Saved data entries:
▼

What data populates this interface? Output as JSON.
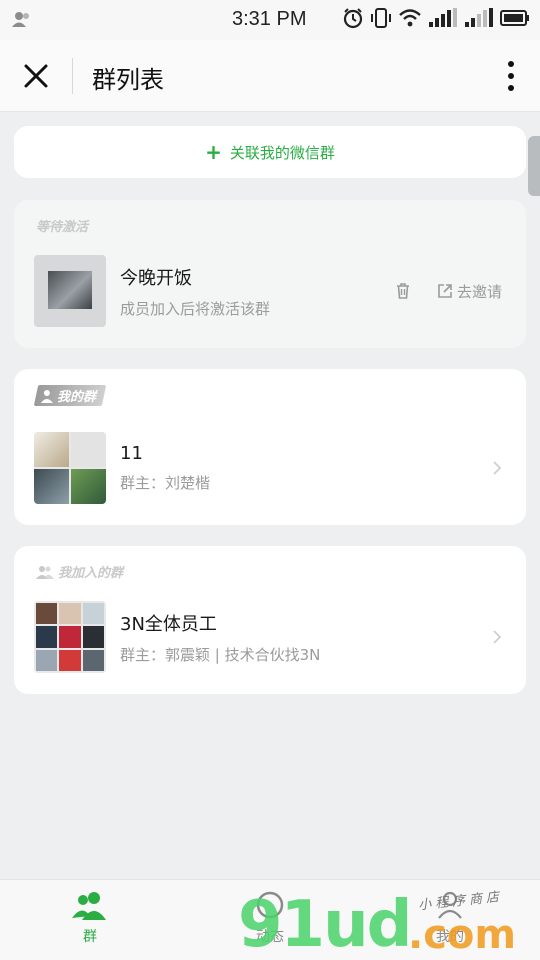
{
  "status_bar": {
    "time": "3:31 PM",
    "icons": [
      "user-icon",
      "alarm-icon",
      "vibrate-icon",
      "wifi-icon",
      "signal-icon",
      "signal-icon",
      "battery-icon"
    ]
  },
  "header": {
    "title": "群列表",
    "close_icon": "close-icon",
    "more_icon": "more-vertical-icon"
  },
  "link_group": {
    "plus": "+",
    "label": "关联我的微信群"
  },
  "pending_section": {
    "label": "等待激活",
    "group": {
      "name": "今晚开饭",
      "subtitle": "成员加入后将激活该群",
      "invite_label": "去邀请"
    }
  },
  "my_groups_section": {
    "label": "我的群",
    "group": {
      "name": "11",
      "subtitle": "群主：刘楚楷"
    }
  },
  "joined_section": {
    "label": "我加入的群",
    "group": {
      "name": "3N全体员工",
      "subtitle": "群主：郭震颖 | 技术合伙找3N"
    }
  },
  "tabbar": {
    "tabs": [
      {
        "label": "群",
        "active": true
      },
      {
        "label": "动态",
        "active": false
      },
      {
        "label": "我的",
        "active": false
      }
    ]
  },
  "watermark": {
    "big": "91ud",
    "com": ".com",
    "small": "小程序商店"
  },
  "colors": {
    "accent": "#2aae43",
    "background": "#edeff0",
    "muted_text": "#9b9b9b"
  }
}
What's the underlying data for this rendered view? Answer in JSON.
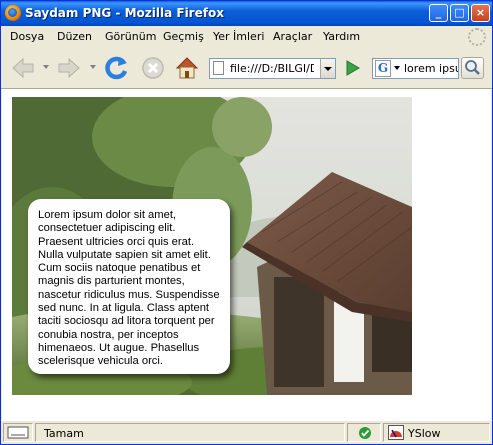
{
  "window": {
    "title": "Saydam PNG - Mozilla Firefox",
    "controls": {
      "minimize": "_",
      "maximize": "□",
      "close": "×"
    }
  },
  "menu": {
    "items": [
      "Dosya",
      "Düzen",
      "Görünüm",
      "Geçmiş",
      "Yer İmleri",
      "Araçlar",
      "Yardım"
    ]
  },
  "toolbar": {
    "back_icon": "back-arrow-icon",
    "forward_icon": "forward-arrow-icon",
    "reload_icon": "reload-icon",
    "stop_icon": "stop-icon",
    "home_icon": "home-icon",
    "url": "file:///D:/BILGI/D",
    "search_engine": "G",
    "search_value": "lorem ipsum"
  },
  "content": {
    "bubble_text": "Lorem ipsum dolor sit amet, consectetuer adipiscing elit. Praesent ultricies orci quis erat. Nulla vulputate sapien sit amet elit. Cum sociis natoque penatibus et magnis dis parturient montes, nascetur ridiculus mus. Suspendisse sed nunc. In at ligula. Class aptent taciti sociosqu ad litora torquent per conubia nostra, per inceptos himenaeos. Ut augue. Phasellus scelerisque vehicula orci."
  },
  "status": {
    "text": "Tamam",
    "yslow_label": "YSlow"
  },
  "colors": {
    "titlebar": "#0a5fd8",
    "go_green": "#3aa34a",
    "reload_blue": "#2a7fe0"
  }
}
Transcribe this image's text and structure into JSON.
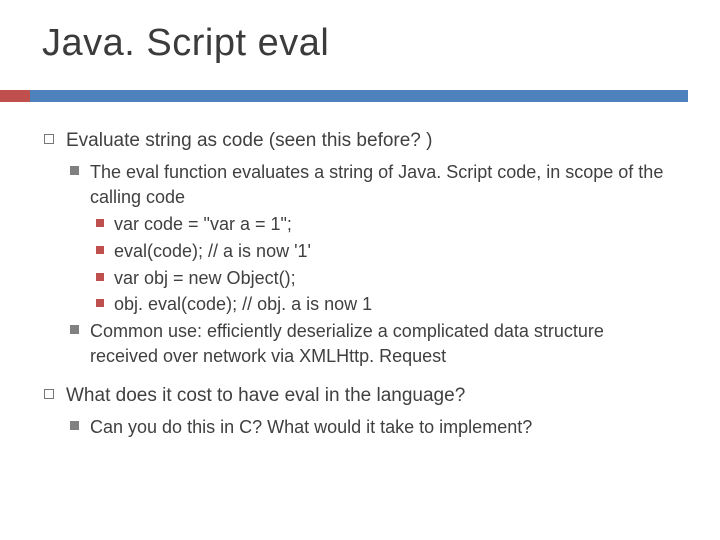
{
  "title": "Java. Script eval",
  "bullets": {
    "b1": "Evaluate string as code (seen this before? )",
    "b1_1": "The eval function evaluates a string of Java. Script code, in scope of the calling code",
    "b1_1_1": "var code = \"var a = 1\";",
    "b1_1_2": "eval(code); // a is now '1'",
    "b1_1_3": "var obj = new Object();",
    "b1_1_4": "obj. eval(code); // obj. a is now 1",
    "b1_2": "Common use: efficiently deserialize a complicated data structure received over network via XMLHttp. Request",
    "b2": "What does it cost to have eval in the language?",
    "b2_1": "Can you do this in C? What would it take to implement?"
  }
}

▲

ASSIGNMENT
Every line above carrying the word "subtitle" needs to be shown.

SOLUTION
      "subtitle": "成员加入后将激活该群",
      "subtitle": "群主：刘楚楷"
      "subtitle": "群主：郭震颖 | 技术合伙找3N"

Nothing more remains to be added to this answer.